Betsie van Rensburg’s first solo exhibition, A Dozen Shades of Colour is currently running at the Omba Gallery and has been attracting viewers.

The exhibition contains 20 cardboard prints and 50 ceramic pieces designed with beautiful colours and creativity. According to Betsie, she titled her exhibition A Dozen Shades of Colour simply because of different colours she used when painting. She adds that the paintings portray the Namibian wildlife focussing more on expressing the mood and atmosphere of a different situation. “A Dozen Shades of Colour is especially derived from the vibrant colours in my ceramics. Working mainly in stoneware, which limits colours because of the high firing range (1 260°C), I am excited at what I created for this exhibition,” she says.

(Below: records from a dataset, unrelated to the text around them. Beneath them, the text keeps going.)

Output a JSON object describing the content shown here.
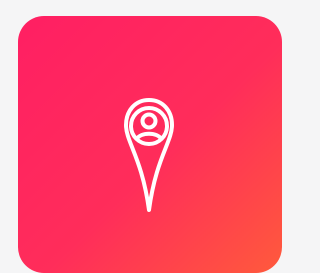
{
  "app_tile": {
    "icon": "location-person-pin-icon",
    "gradient": {
      "start": "#ff1f63",
      "mid": "#ff2d5a",
      "end": "#ff5a3c"
    },
    "icon_color": "#ffffff",
    "background": "#f5f5f6"
  }
}
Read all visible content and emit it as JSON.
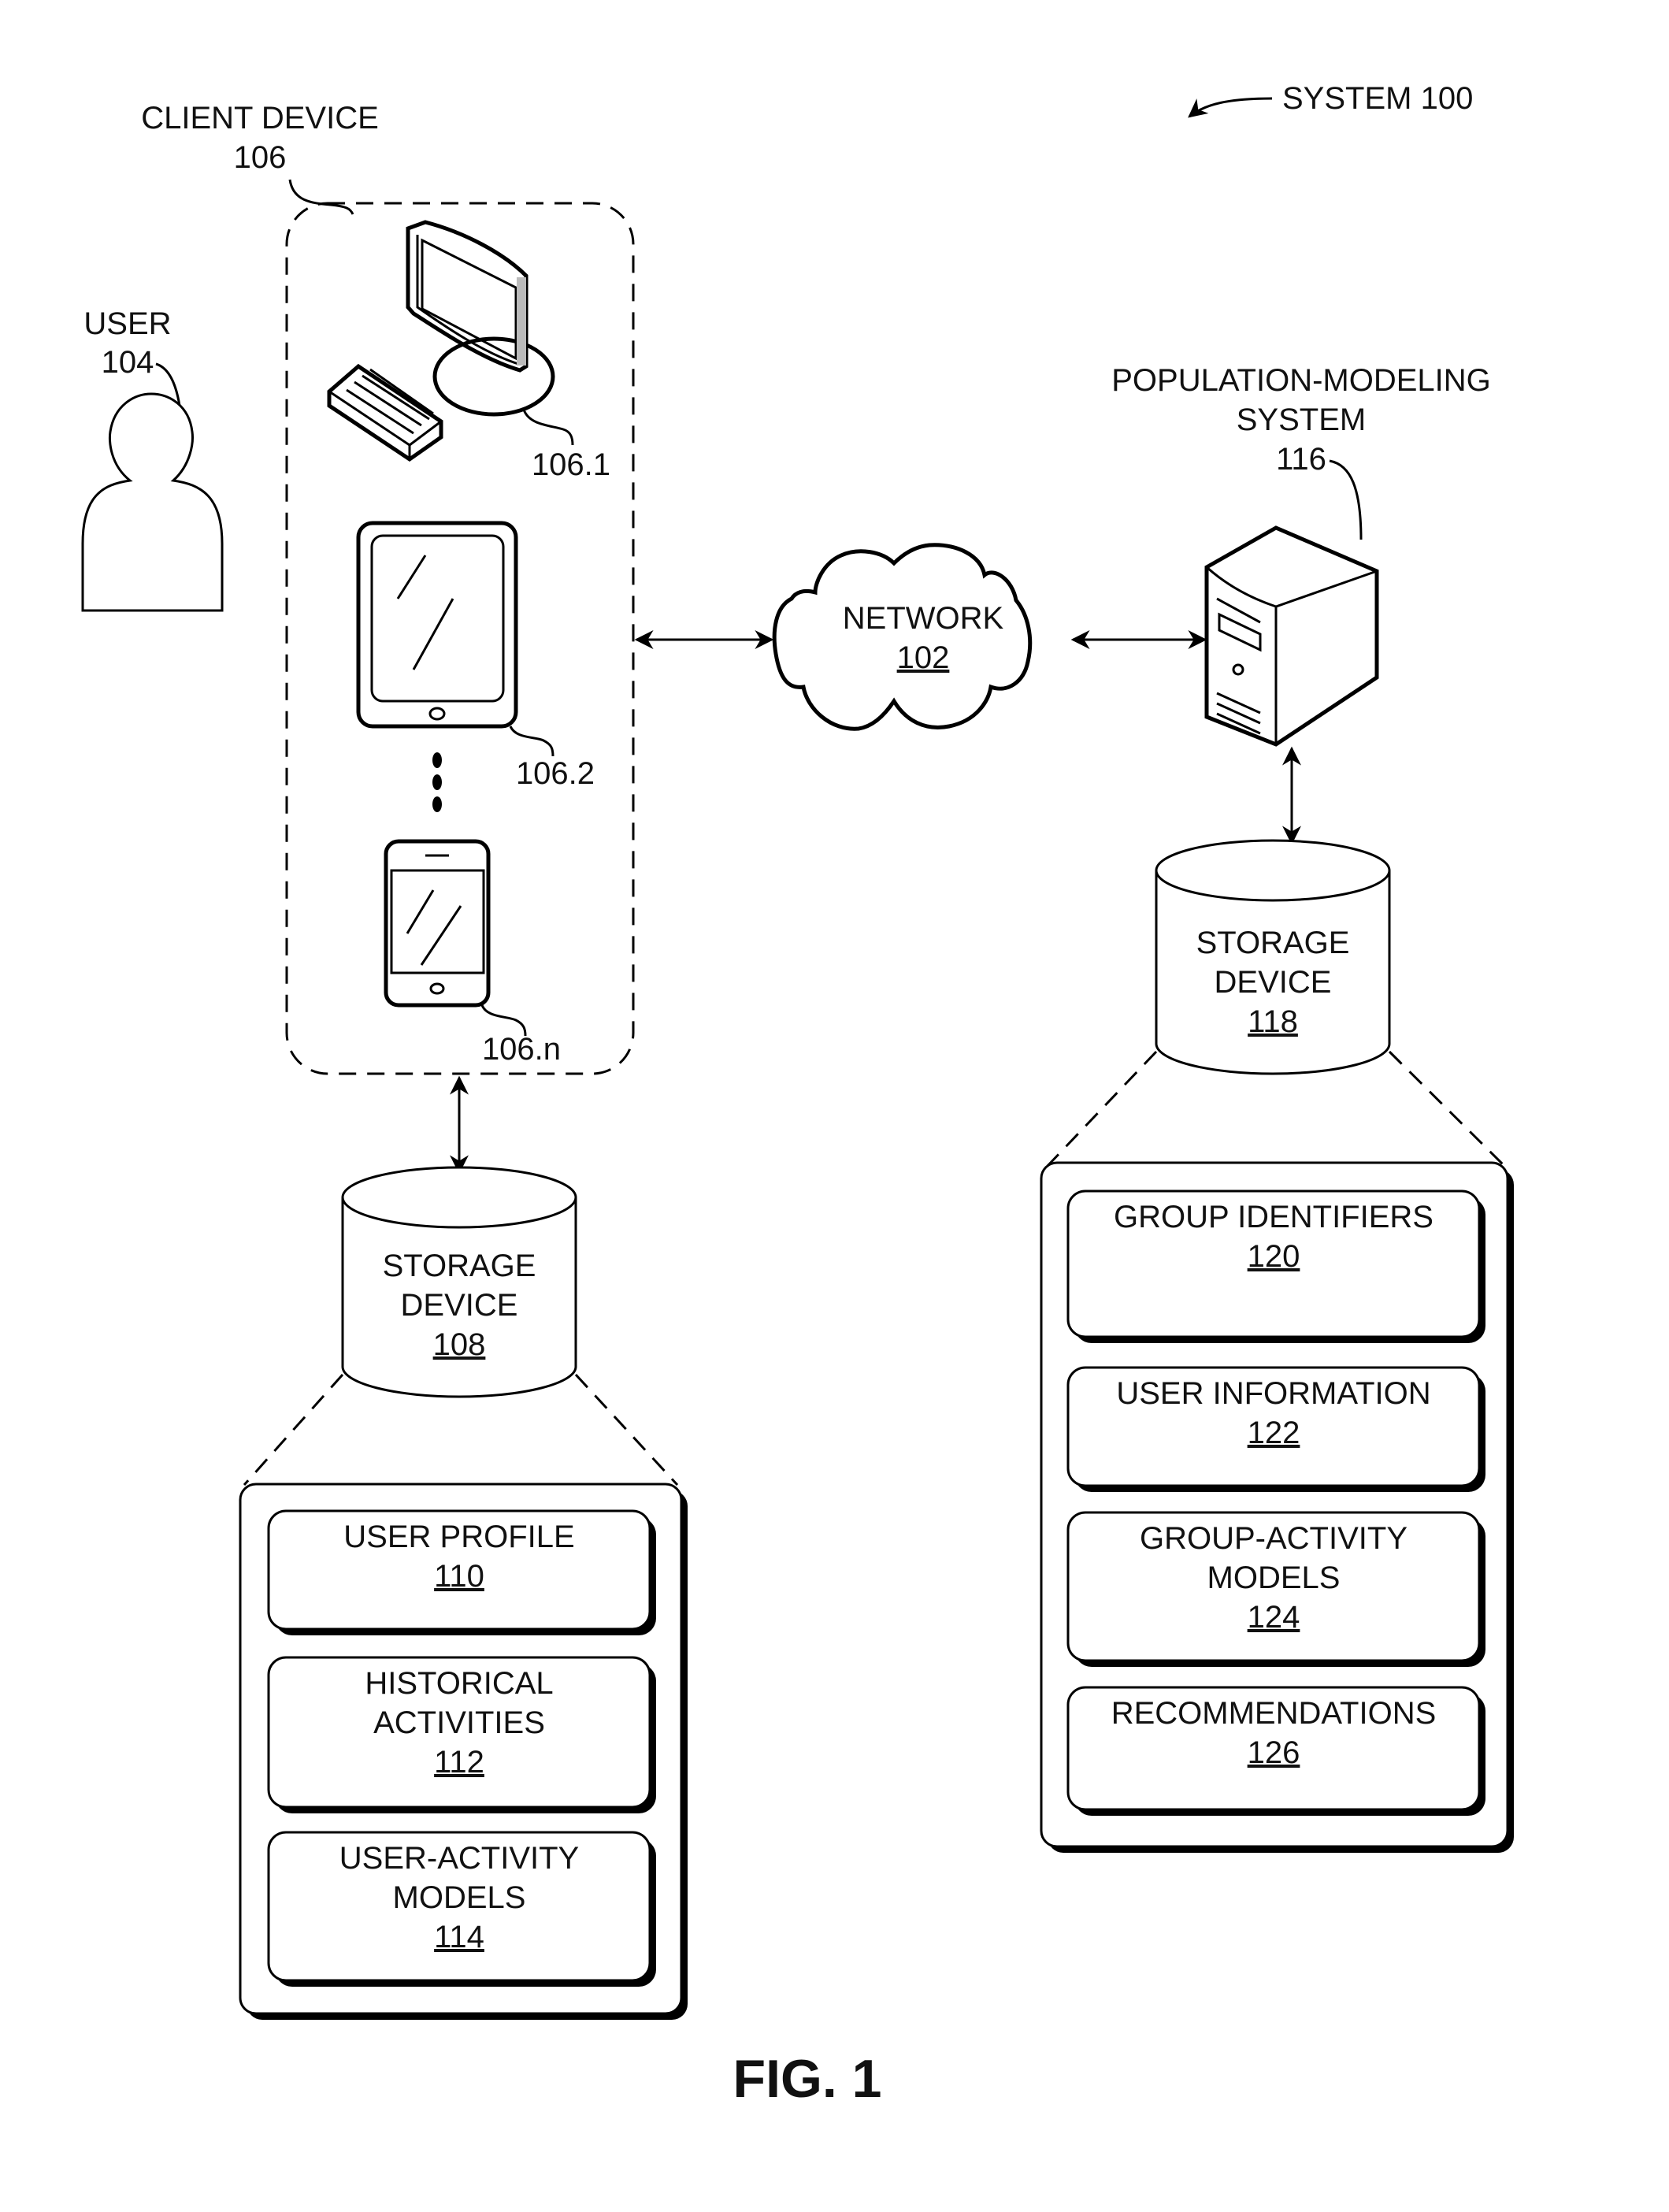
{
  "figure": {
    "system_label": "SYSTEM 100",
    "caption": "FIG. 1"
  },
  "user": {
    "label": "USER",
    "ref": "104"
  },
  "client_device": {
    "label": "CLIENT DEVICE",
    "ref": "106",
    "devices": [
      {
        "type": "desktop-computer",
        "ref": "106.1"
      },
      {
        "type": "tablet",
        "ref": "106.2"
      },
      {
        "type": "smartphone",
        "ref": "106.n"
      }
    ]
  },
  "network": {
    "label": "NETWORK",
    "ref": "102"
  },
  "population_modeling_system": {
    "label_line1": "POPULATION-MODELING",
    "label_line2": "SYSTEM",
    "ref": "116"
  },
  "storage_left": {
    "label_line1": "STORAGE",
    "label_line2": "DEVICE",
    "ref": "108",
    "items": [
      {
        "lines": [
          "USER PROFILE"
        ],
        "ref": "110"
      },
      {
        "lines": [
          "HISTORICAL",
          "ACTIVITIES"
        ],
        "ref": "112"
      },
      {
        "lines": [
          "USER-ACTIVITY",
          "MODELS"
        ],
        "ref": "114"
      }
    ]
  },
  "storage_right": {
    "label_line1": "STORAGE",
    "label_line2": "DEVICE",
    "ref": "118",
    "items": [
      {
        "lines": [
          "GROUP IDENTIFIERS"
        ],
        "ref": "120"
      },
      {
        "lines": [
          "USER INFORMATION"
        ],
        "ref": "122"
      },
      {
        "lines": [
          "GROUP-ACTIVITY",
          "MODELS"
        ],
        "ref": "124"
      },
      {
        "lines": [
          "RECOMMENDATIONS"
        ],
        "ref": "126"
      }
    ]
  }
}
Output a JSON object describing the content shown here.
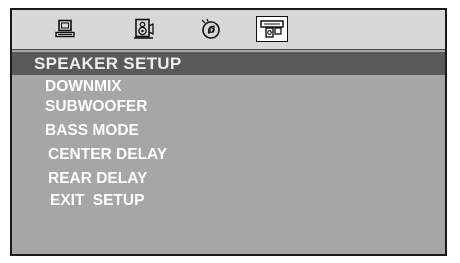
{
  "tabs": [
    {
      "icon": "monitor-icon",
      "active": false
    },
    {
      "icon": "speaker-icon",
      "active": false
    },
    {
      "icon": "disc-audio-icon",
      "active": false
    },
    {
      "icon": "speaker-setup-icon",
      "active": true
    }
  ],
  "menu": {
    "title": "SPEAKER SETUP",
    "items": [
      {
        "label": "DOWNMIX"
      },
      {
        "label": "SUBWOOFER"
      },
      {
        "label": "BASS MODE"
      },
      {
        "label": "CENTER DELAY"
      },
      {
        "label": "REAR DELAY"
      },
      {
        "label": "EXIT  SETUP"
      }
    ]
  },
  "colors": {
    "panel": "#a6a6a6",
    "icon_bar": "#d8d8d8",
    "title_bar": "#5a5a5a",
    "text": "#ffffff"
  }
}
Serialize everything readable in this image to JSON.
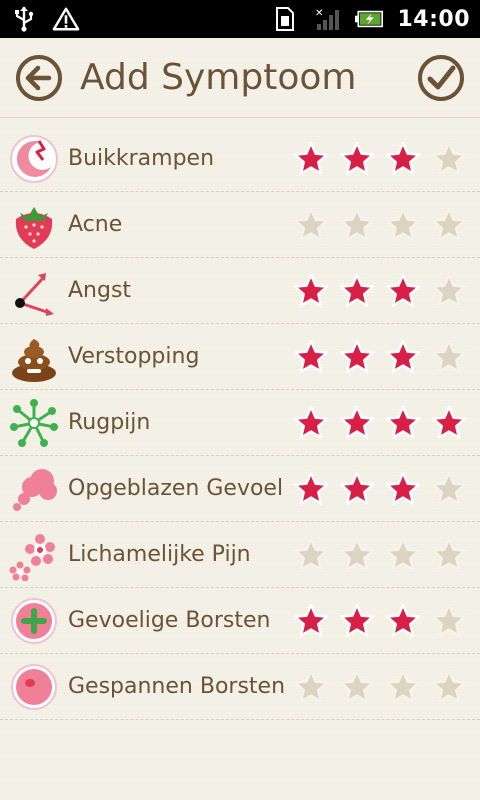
{
  "status_bar": {
    "time": "14:00",
    "icons": [
      "usb-icon",
      "warning-icon",
      "sim-icon",
      "signal-icon",
      "battery-charging-icon"
    ]
  },
  "header": {
    "title": "Add Symptoom",
    "back_icon": "back-arrow-icon",
    "confirm_icon": "checkmark-icon"
  },
  "colors": {
    "star_on": "#d81f47",
    "star_off": "#dcd4c3",
    "text": "#6b5336",
    "background": "#f2efe4"
  },
  "symptoms": [
    {
      "label": "Buikkrampen",
      "icon": "cramp-moon-icon",
      "rating": 3
    },
    {
      "label": "Acne",
      "icon": "strawberry-icon",
      "rating": 0
    },
    {
      "label": "Angst",
      "icon": "clock-hands-icon",
      "rating": 3
    },
    {
      "label": "Verstopping",
      "icon": "poop-icon",
      "rating": 3
    },
    {
      "label": "Rugpijn",
      "icon": "green-burst-icon",
      "rating": 4
    },
    {
      "label": "Opgeblazen Gevoel",
      "icon": "cloud-puff-icon",
      "rating": 3
    },
    {
      "label": "Lichamelijke Pijn",
      "icon": "pink-flowers-icon",
      "rating": 0
    },
    {
      "label": "Gevoelige Borsten",
      "icon": "plus-circle-icon",
      "rating": 3
    },
    {
      "label": "Gespannen Borsten",
      "icon": "pink-circle-icon",
      "rating": 0
    }
  ],
  "max_rating": 4
}
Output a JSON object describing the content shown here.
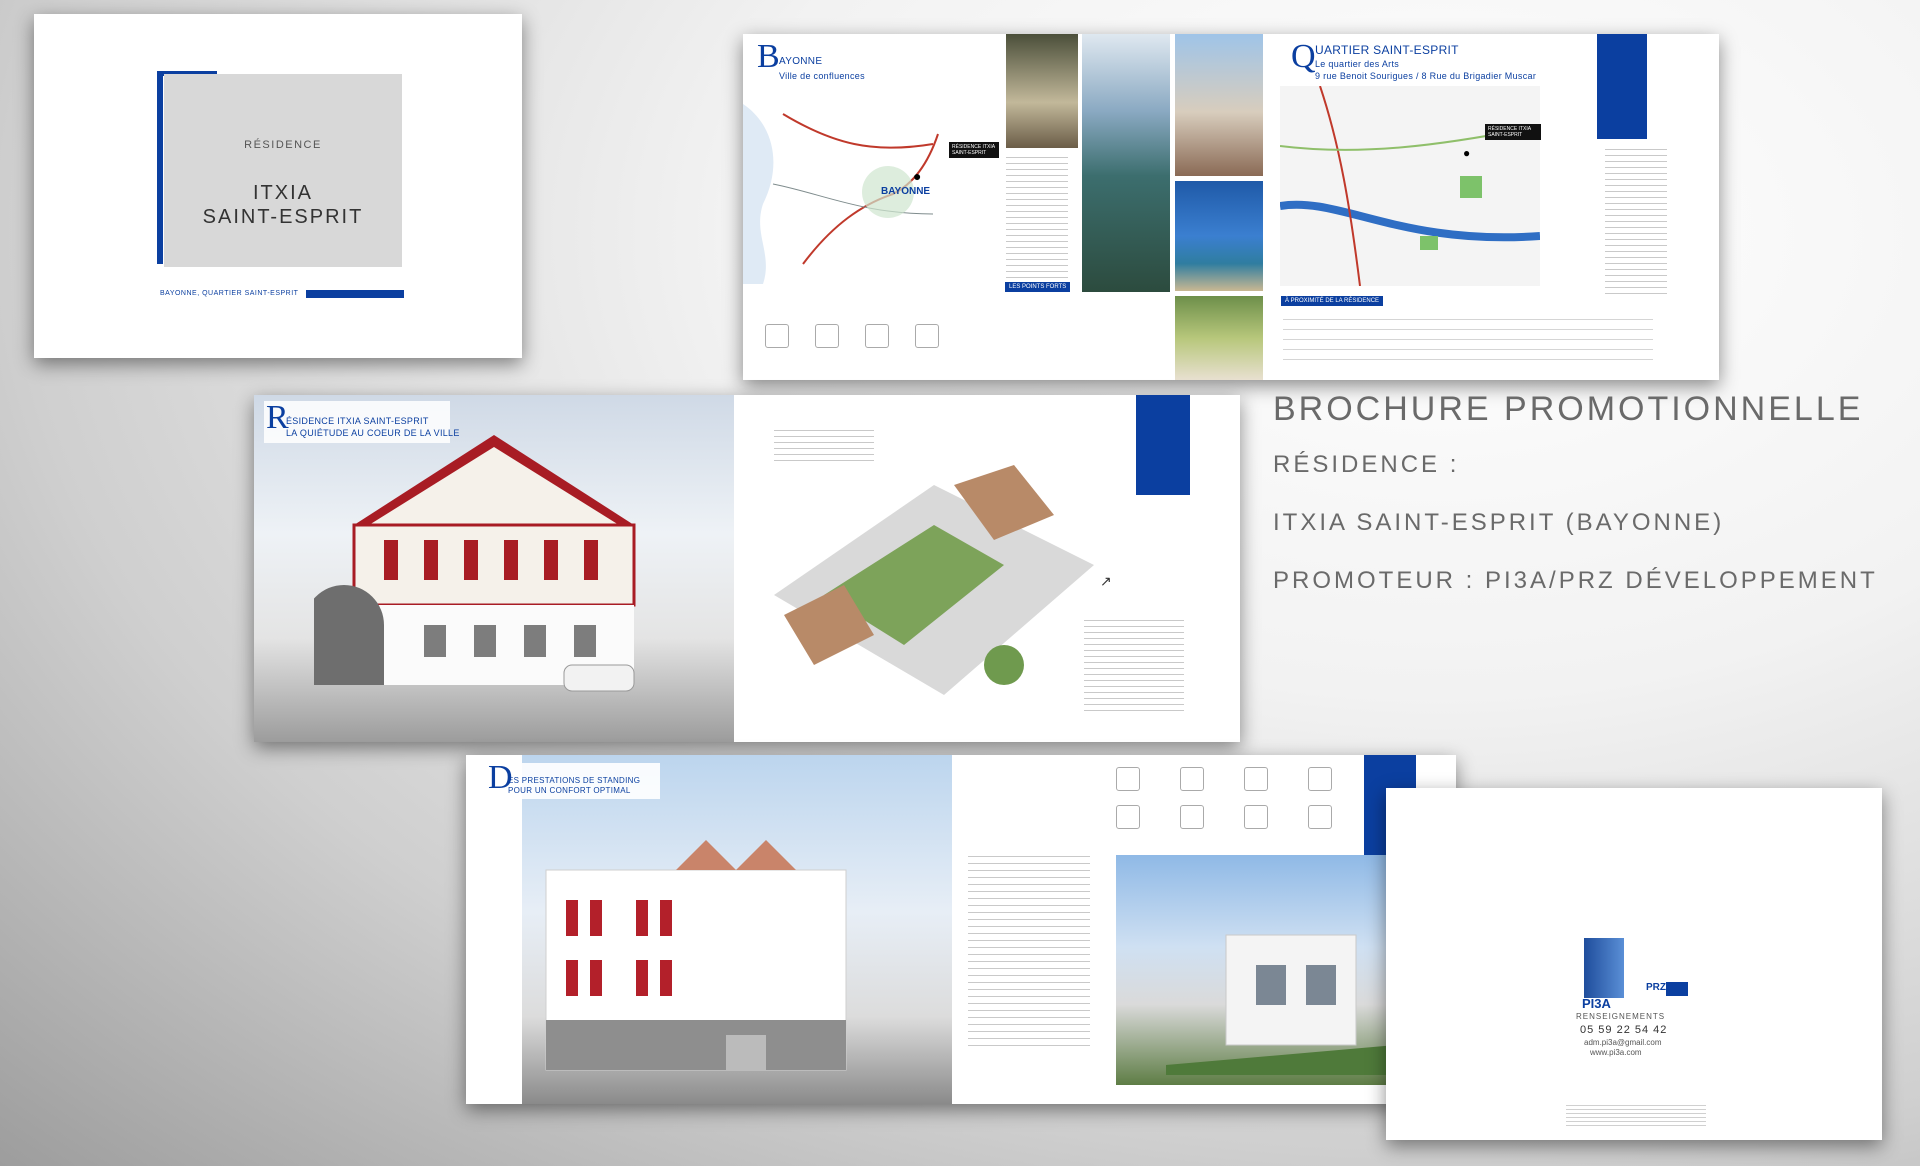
{
  "cover": {
    "kicker": "RÉSIDENCE",
    "title_line1": "ITXIA",
    "title_line2": "SAINT-ESPRIT",
    "location": "BAYONNE, QUARTIER SAINT-ESPRIT"
  },
  "spread1": {
    "left_letter": "B",
    "left_title": "AYONNE",
    "left_subtitle": "Ville de confluences",
    "map_city": "BAYONNE",
    "map_pin_label": "RÉSIDENCE ITXIA SAINT-ESPRIT",
    "points_forts": "LES POINTS FORTS",
    "right_letter": "Q",
    "right_title": "UARTIER SAINT-ESPRIT",
    "right_sub1": "Le quartier des Arts",
    "right_sub2": "9 rue Benoit Sourigues / 8 Rue du Brigadier Muscar",
    "right_pin_label": "RÉSIDENCE ITXIA SAINT-ESPRIT",
    "proximite": "À PROXIMITÉ DE LA RÉSIDENCE"
  },
  "spread2": {
    "letter": "R",
    "title": "ÉSIDENCE ITXIA SAINT-ESPRIT",
    "subtitle": "LA QUIÉTUDE AU COEUR DE LA VILLE"
  },
  "spread3": {
    "letter": "D",
    "title": "ES PRESTATIONS DE STANDING",
    "subtitle": "POUR UN CONFORT OPTIMAL"
  },
  "back": {
    "logo1": "PI3A",
    "logo2": "PRZ",
    "renseignements": "RENSEIGNEMENTS",
    "phone": "05 59 22 54 42",
    "email": "adm.pi3a@gmail.com",
    "web": "www.pi3a.com"
  },
  "caption": {
    "title": "BROCHURE PROMOTIONNELLE",
    "line1": "RÉSIDENCE :",
    "line2": "ITXIA SAINT-ESPRIT (BAYONNE)",
    "line3": "PROMOTEUR : PI3A/PRZ DÉVELOPPEMENT"
  },
  "colors": {
    "accent": "#0b3fa0",
    "shutter_red": "#a81c24"
  }
}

Betsie was born and grew up in Hartswater in the Republic of South Africa whereby she began her ceramics and painting way back on 1985 in Bloemfontein. In 1993, she came to Namibia with her Namibian born husband and attended her first pottery workshops held by the Potters’ Association of Namibia (PAN). Her hobby only got more direction after moving to Swakopmund in 2004. “It was also then that I attended my painting classes and discovered a love for this art form. The inspiration I derived from the untouched Namibian environment played a role in the realisation of my longstanding dream to change my hobby into work,” she says.

Betsie has been taking part in group exhibitions in Swakopmund and Windhoek for the past years. She also exhibited at the Omaruru Artist Trail in 2012. Betsie is now a full time ceramist and painter, with a great passion in arts.

“I indulge with my hands and emotions into wet clay, throwing on the wheel, building with slabs, decorating in a wide variety of ways, and building up to the excitement of opening the kiln at the end of the whole long process. It is a lonely road, because you work on your own, but I don’t mind because the enjoyment when someone else looks at my work touches it and smiles inwardly on it, is my optimal reward. I can talk endlessly about ceramics, what and how I do what,” she says.

“My paintings are different story. I am much more ‘touchy’ about them because each one takes something of my soul with them. My favourite colour is the evening light and dust created by animals and people. I grew up on a small farm and until this day the evening light, voices of animals and people going to their shelters, smelling the evening fires, hearing the dogs and birds calling before night fall are still very special to me,” she explains.

The exhibition opened last Thursday and runs until September 14.

Source : New Era